Nguyen, LH; Joshi, DR; Clay, DE; Henebry, GM (2020). Characterizing land cover/land use from multiple years of Landsat and MODIS time series: A novel approach using land surface phenology modeling and random forest classifier. REMOTE SENSING OF ENVIRONMENT, 238, 111017.

Over the last 20 years, substantial amounts of grassland have been converted to other land uses in the Northern Great Plains. Most of land cover/land use (LCLU) assessments in this region have been based on the U.S. Department of Agriculture - Cropland Data Layer (USDA - CDL), which may be inconsistent. Here, we demonstrate an approach to map land cover utilizing multi-temporal Earth Observation data from Landsat and MODIS. We first built an annual time series of accumulated growing degree-days (AGDD) from MODIS 8-day composites of land surface temperatures. Using the Enhanced Vegetation Index (EVI) derived from Landsat Collection 1's surface reflectance, we then fit at each pixel a downward convex quadratic model to each year's progression of AGDD (i.e., EVI = alpha + beta x AGDD - gamma x AGDD(2)). Phenological metrics derived from fitted model and the goodness of fit then are submitted to a random forest classifier (RFC) to characterize LCLU for four sample counties in South Dakota in three years (2006, 2012, 2014) when reference point datasets are available for training and validation. To examine the sensitivity of the RFC to sample size and design, we performed classifications under different sample selection scenarios. The results indicate that our proposed method accurately mapped major crops in the study area but showed limited accuracy for non-vegetated land covers.
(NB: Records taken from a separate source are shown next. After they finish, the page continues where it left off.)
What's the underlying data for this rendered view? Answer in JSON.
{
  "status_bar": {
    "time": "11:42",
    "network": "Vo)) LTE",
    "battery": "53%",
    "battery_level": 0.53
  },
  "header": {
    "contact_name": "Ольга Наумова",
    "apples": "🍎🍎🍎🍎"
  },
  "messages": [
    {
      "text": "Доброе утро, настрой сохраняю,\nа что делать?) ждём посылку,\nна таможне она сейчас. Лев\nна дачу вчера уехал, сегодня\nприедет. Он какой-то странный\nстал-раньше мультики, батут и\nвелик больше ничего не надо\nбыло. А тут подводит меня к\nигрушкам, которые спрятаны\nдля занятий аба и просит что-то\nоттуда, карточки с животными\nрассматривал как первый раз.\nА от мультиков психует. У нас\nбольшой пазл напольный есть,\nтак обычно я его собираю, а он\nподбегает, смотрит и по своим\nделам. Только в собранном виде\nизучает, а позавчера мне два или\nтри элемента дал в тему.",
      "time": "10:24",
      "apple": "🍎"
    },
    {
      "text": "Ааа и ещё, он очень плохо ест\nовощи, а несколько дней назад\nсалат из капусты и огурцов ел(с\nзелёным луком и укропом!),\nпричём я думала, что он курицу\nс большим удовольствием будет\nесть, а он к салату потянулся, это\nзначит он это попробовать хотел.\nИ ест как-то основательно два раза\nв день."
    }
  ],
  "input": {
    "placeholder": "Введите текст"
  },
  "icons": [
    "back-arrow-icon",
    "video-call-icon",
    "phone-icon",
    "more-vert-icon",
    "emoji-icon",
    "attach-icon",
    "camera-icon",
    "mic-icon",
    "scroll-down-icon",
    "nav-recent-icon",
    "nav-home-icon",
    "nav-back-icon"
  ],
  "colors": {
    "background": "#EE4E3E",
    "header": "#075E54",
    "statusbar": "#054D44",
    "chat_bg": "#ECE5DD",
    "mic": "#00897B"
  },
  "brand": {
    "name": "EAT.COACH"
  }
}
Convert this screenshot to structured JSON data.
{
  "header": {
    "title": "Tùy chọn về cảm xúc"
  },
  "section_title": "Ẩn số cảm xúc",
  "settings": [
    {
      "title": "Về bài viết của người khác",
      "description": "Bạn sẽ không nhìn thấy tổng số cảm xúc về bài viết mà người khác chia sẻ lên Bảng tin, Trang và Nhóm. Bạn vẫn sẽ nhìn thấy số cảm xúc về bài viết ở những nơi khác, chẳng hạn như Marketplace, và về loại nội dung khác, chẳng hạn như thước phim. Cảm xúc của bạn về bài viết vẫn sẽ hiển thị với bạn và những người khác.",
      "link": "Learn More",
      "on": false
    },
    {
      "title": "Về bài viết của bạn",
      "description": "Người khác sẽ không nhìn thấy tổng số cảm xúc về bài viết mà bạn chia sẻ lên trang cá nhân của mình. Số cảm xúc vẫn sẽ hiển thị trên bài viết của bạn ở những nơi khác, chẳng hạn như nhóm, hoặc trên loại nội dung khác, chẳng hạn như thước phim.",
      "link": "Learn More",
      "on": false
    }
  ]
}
Although all RFC models exhibit high accuracy, estimated land cover areas from alternative models could vary widely, suggesting the need for a careful examination of model stability in any future land cover supervised classification study. Among all sampling designs, the "same distribution" models (proportional distribution of the sample is like proportional distribution of the population) tend to yield best land cover prediction. RFC used only the most eight important variables (e.g., three fitted parameter coefficients [alpha, beta, and gamma]; maximum modeled EVI; AGDD at maximum modeled EVI; the number of observations used to fit CxQ model; and the number of valid observations) have slightly higher accuracy compared to those using all variables. By summarizing annual image time series through land surface phenology modeling, LCLU classification can embrace both seasonality and interannual variability, thereby increasing the accuracy of LCLU change detection.